16th-century disease-causing critters from Japan

These 16th-century Japanese illustrations and descriptions of microbes are charming and fascinating. I want a copy of this book, translated into English. It would be great to read to my kids as bedtime stories.

Long ago in Japan, human illness was commonly believed to be the work of tiny malevolent creatures inside the body. Harikikigaki, a book of medical knowledge written in 1568 by a now-unknown resident of Osaka, introduces 63 of these creepy-crawlies and describes how to fight them with acupuncture and herbal remedies. The Kyushu National Museum, which owns the original copy of Harikikgaki, claims the book played an important role in spreading traditional Chinese medicine in Japan. Here are a few of the beasties found in the book.

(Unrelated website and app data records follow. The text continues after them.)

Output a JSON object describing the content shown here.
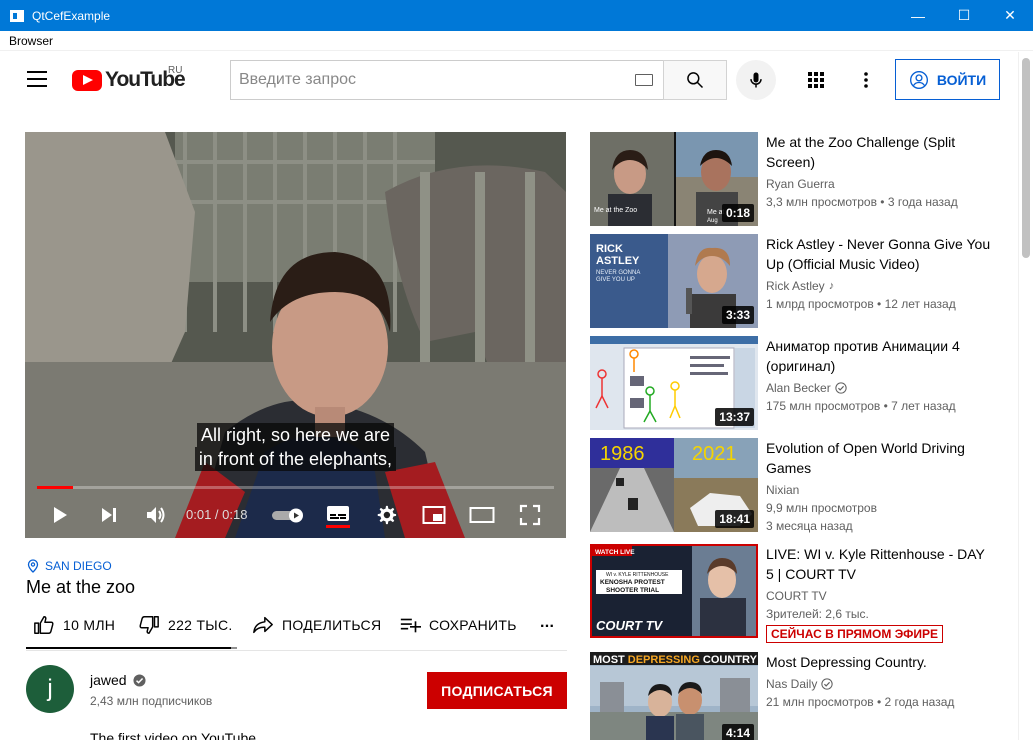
{
  "window": {
    "title": "QtCefExample",
    "minimize": "—",
    "maximize": "☐",
    "close": "✕",
    "menu": "Browser"
  },
  "masthead": {
    "logo_text": "YouTube",
    "region": "RU",
    "search_placeholder": "Введите запрос",
    "signin_label": "ВОЙТИ"
  },
  "player": {
    "caption_line1": "All right, so here we are",
    "caption_line2": "in front of the elephants,",
    "current_time": "0:01",
    "time_separator": " / ",
    "duration": "0:18",
    "progress_fraction": 0.07
  },
  "video": {
    "location": "SAN DIEGO",
    "title": "Me at the zoo",
    "likes": "10 МЛН",
    "dislikes": "222 ТЫС.",
    "share_label": "ПОДЕЛИТЬСЯ",
    "save_label": "СОХРАНИТЬ",
    "more": "...",
    "sentiment_fraction": 0.97
  },
  "owner": {
    "avatar_letter": "j",
    "name": "jawed",
    "subscribers": "2,43 млн подписчиков",
    "subscribe_label": "ПОДПИСАТЬСЯ",
    "description": "The first video on YouTube"
  },
  "related": [
    {
      "title": "Me at the Zoo Challenge (Split Screen)",
      "channel": "Ryan Guerra",
      "meta": "3,3 млн просмотров • 3 года назад",
      "duration": "0:18",
      "thumb_text_a": "Me at the Zoo",
      "thumb_text_b": "Me at",
      "thumb_text_c": "Aug"
    },
    {
      "title": "Rick Astley - Never Gonna Give You Up (Official Music Video)",
      "channel": "Rick Astley",
      "meta": "1 млрд просмотров • 12 лет назад",
      "duration": "3:33",
      "thumb_text_a": "RICK",
      "thumb_text_b": "ASTLEY",
      "thumb_text_c": "NEVER GONNA",
      "thumb_text_d": "GIVE YOU UP"
    },
    {
      "title": "Аниматор против Анимации 4 (оригинал)",
      "channel": "Alan Becker",
      "meta": "175 млн просмотров • 7 лет назад",
      "duration": "13:37"
    },
    {
      "title": "Evolution of Open World Driving Games",
      "channel": "Nixian",
      "meta": "9,9 млн просмотров",
      "meta2": "3 месяца назад",
      "duration": "18:41",
      "thumb_text_a": "1986",
      "thumb_text_b": "2021"
    },
    {
      "title": "LIVE: WI v. Kyle Rittenhouse - DAY 5 | COURT TV",
      "channel": "COURT TV",
      "meta": "Зрителей: 2,6 тыс.",
      "live_badge": "СЕЙЧАС В ПРЯМОМ ЭФИРЕ",
      "thumb_text_a": "WATCH LIVE",
      "thumb_text_b": "WI v. KYLE RITTENHOUSE",
      "thumb_text_c": "KENOSHA PROTEST",
      "thumb_text_d": "SHOOTER TRIAL",
      "thumb_text_e": "COURT TV"
    },
    {
      "title": "Most Depressing Country.",
      "channel": "Nas Daily",
      "meta": "21 млн просмотров • 2 года назад",
      "duration": "4:14",
      "thumb_text_a": "MOST",
      "thumb_text_b": "DEPRESSING",
      "thumb_text_c": "COUNTRY"
    }
  ],
  "colors": {
    "brand_red": "#ff0000",
    "link_blue": "#065fd4",
    "subscribe_red": "#cc0000",
    "titlebar_blue": "#0078d7"
  }
}
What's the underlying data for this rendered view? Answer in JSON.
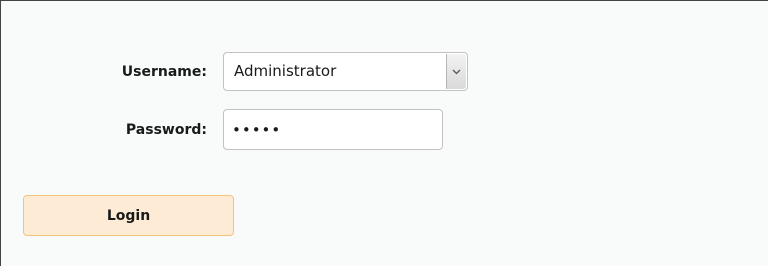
{
  "login_form": {
    "username_label": "Username:",
    "username_value": "Administrator",
    "password_label": "Password:",
    "password_value": "•••••",
    "login_label": "Login"
  },
  "icons": {
    "dropdown": "chevron-down-icon"
  }
}
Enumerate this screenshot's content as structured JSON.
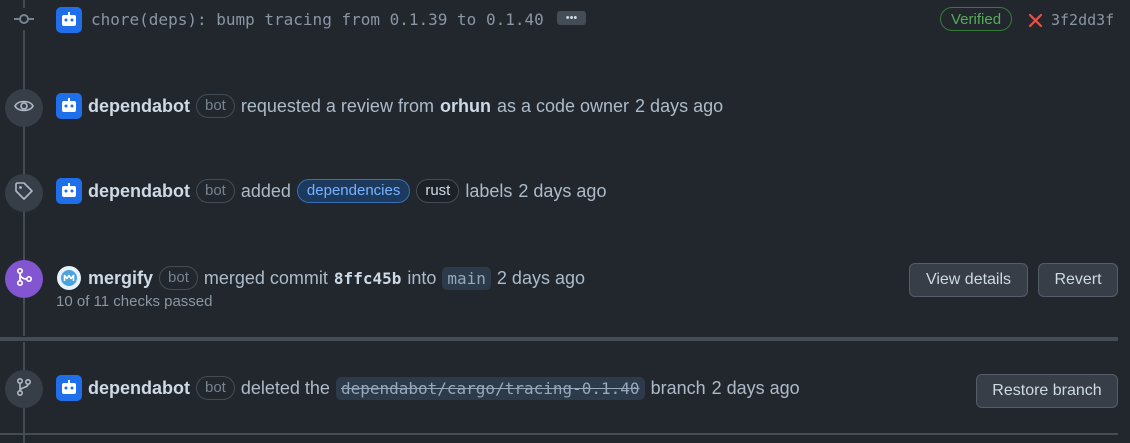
{
  "commit": {
    "message": "chore(deps): bump tracing from 0.1.39 to 0.1.40",
    "ellipsis": "•••",
    "verified": "Verified",
    "status_icon": "x-icon",
    "sha": "3f2dd3f"
  },
  "review_event": {
    "actor": "dependabot",
    "bot_badge": "bot",
    "text": "requested a review from",
    "reviewer": "orhun",
    "suffix": "as a code owner",
    "time": "2 days ago"
  },
  "label_event": {
    "actor": "dependabot",
    "bot_badge": "bot",
    "text": "added",
    "labels": [
      "dependencies",
      "rust"
    ],
    "suffix": "labels",
    "time": "2 days ago"
  },
  "merge_event": {
    "actor": "mergify",
    "bot_badge": "bot",
    "text": "merged commit",
    "commit": "8ffc45b",
    "into": "into",
    "branch": "main",
    "time": "2 days ago",
    "checks": "10 of 11 checks passed",
    "view_details": "View details",
    "revert": "Revert"
  },
  "delete_event": {
    "actor": "dependabot",
    "bot_badge": "bot",
    "text": "deleted the",
    "branch": "dependabot/cargo/tracing-0.1.40",
    "suffix": "branch",
    "time": "2 days ago",
    "restore": "Restore branch"
  },
  "colors": {
    "background": "#22272e",
    "merged": "#8256d0",
    "verified": "#57ab5a",
    "error": "#e5534b",
    "label_blue": "#78b3ff"
  }
}
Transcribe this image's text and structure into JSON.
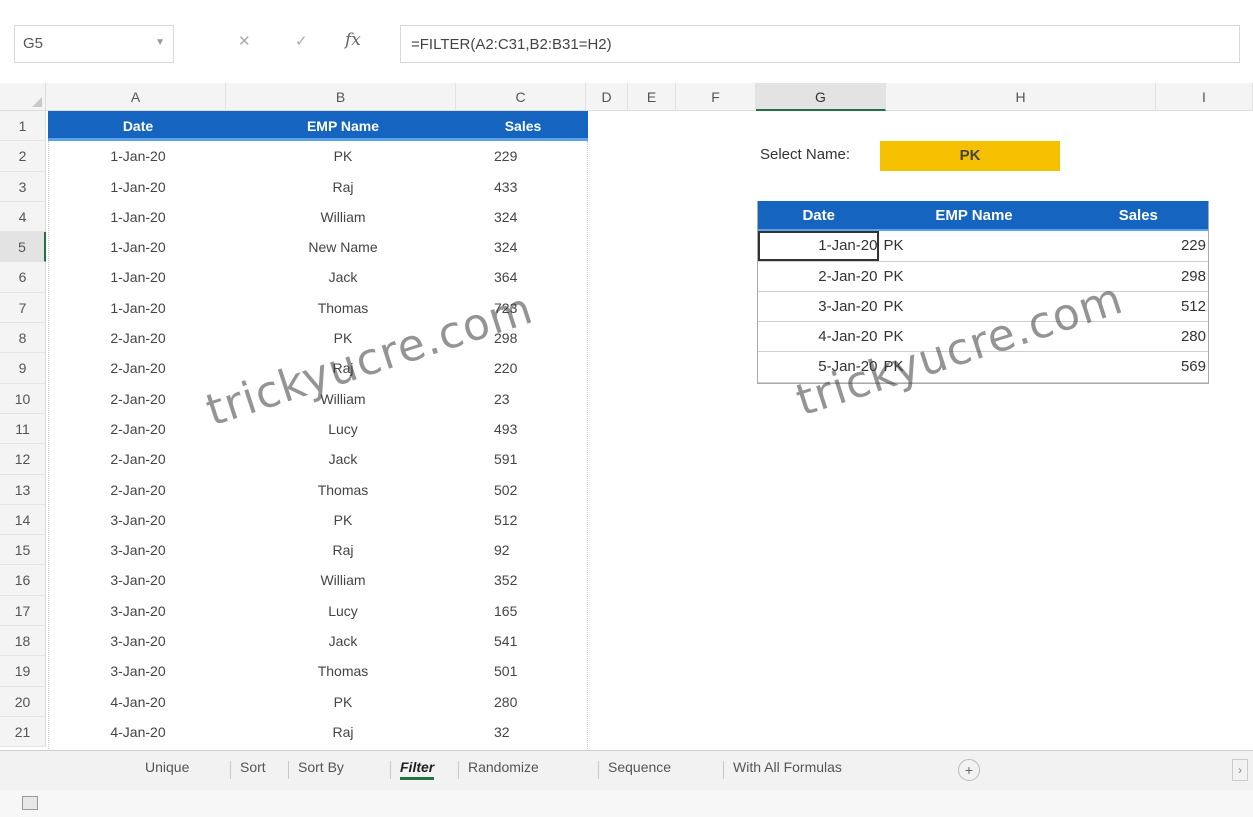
{
  "formula_bar": {
    "name_box": "G5",
    "fx_label": "fx",
    "cancel_icon": "x-icon",
    "enter_icon": "check-icon",
    "formula": "=FILTER(A2:C31,B2:B31=H2)"
  },
  "columns": [
    "A",
    "B",
    "C",
    "D",
    "E",
    "F",
    "G",
    "H",
    "I"
  ],
  "rows": [
    "1",
    "2",
    "3",
    "4",
    "5",
    "6",
    "7",
    "8",
    "9",
    "10",
    "11",
    "12",
    "13",
    "14",
    "15",
    "16",
    "17",
    "18",
    "19",
    "20",
    "21"
  ],
  "active_row": "5",
  "active_col": "G",
  "data_table": {
    "headers": {
      "date": "Date",
      "name": "EMP Name",
      "sales": "Sales"
    },
    "rows": [
      {
        "date": "1-Jan-20",
        "name": "PK",
        "sales": "229"
      },
      {
        "date": "1-Jan-20",
        "name": "Raj",
        "sales": "433"
      },
      {
        "date": "1-Jan-20",
        "name": "William",
        "sales": "324"
      },
      {
        "date": "1-Jan-20",
        "name": "New Name",
        "sales": "324"
      },
      {
        "date": "1-Jan-20",
        "name": "Jack",
        "sales": "364"
      },
      {
        "date": "1-Jan-20",
        "name": "Thomas",
        "sales": "723"
      },
      {
        "date": "2-Jan-20",
        "name": "PK",
        "sales": "298"
      },
      {
        "date": "2-Jan-20",
        "name": "Raj",
        "sales": "220"
      },
      {
        "date": "2-Jan-20",
        "name": "William",
        "sales": "23"
      },
      {
        "date": "2-Jan-20",
        "name": "Lucy",
        "sales": "493"
      },
      {
        "date": "2-Jan-20",
        "name": "Jack",
        "sales": "591"
      },
      {
        "date": "2-Jan-20",
        "name": "Thomas",
        "sales": "502"
      },
      {
        "date": "3-Jan-20",
        "name": "PK",
        "sales": "512"
      },
      {
        "date": "3-Jan-20",
        "name": "Raj",
        "sales": "92"
      },
      {
        "date": "3-Jan-20",
        "name": "William",
        "sales": "352"
      },
      {
        "date": "3-Jan-20",
        "name": "Lucy",
        "sales": "165"
      },
      {
        "date": "3-Jan-20",
        "name": "Jack",
        "sales": "541"
      },
      {
        "date": "3-Jan-20",
        "name": "Thomas",
        "sales": "501"
      },
      {
        "date": "4-Jan-20",
        "name": "PK",
        "sales": "280"
      },
      {
        "date": "4-Jan-20",
        "name": "Raj",
        "sales": "32"
      }
    ]
  },
  "select_name": {
    "label": "Select Name:",
    "value": "PK"
  },
  "result_table": {
    "headers": {
      "date": "Date",
      "name": "EMP Name",
      "sales": "Sales"
    },
    "rows": [
      {
        "date": "1-Jan-20",
        "name": "PK",
        "sales": "229"
      },
      {
        "date": "2-Jan-20",
        "name": "PK",
        "sales": "298"
      },
      {
        "date": "3-Jan-20",
        "name": "PK",
        "sales": "512"
      },
      {
        "date": "4-Jan-20",
        "name": "PK",
        "sales": "280"
      },
      {
        "date": "5-Jan-20",
        "name": "PK",
        "sales": "569"
      }
    ]
  },
  "watermark": "trickyucre.com",
  "sheet_tabs": [
    "Unique",
    "Sort",
    "Sort By",
    "Filter",
    "Randomize",
    "Sequence",
    "With All Formulas"
  ],
  "active_tab": "Filter",
  "colors": {
    "header_blue": "#1565c0",
    "select_yellow": "#f5c000",
    "excel_green": "#217346"
  }
}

Jinshaku (Honton) resembles a tiny boar that runs wild through the body. Those infected with Jinshaku develop a weak pulse, a dark complexion, a craving for salty food, and bad breath. Acupuncture is an effective treatment.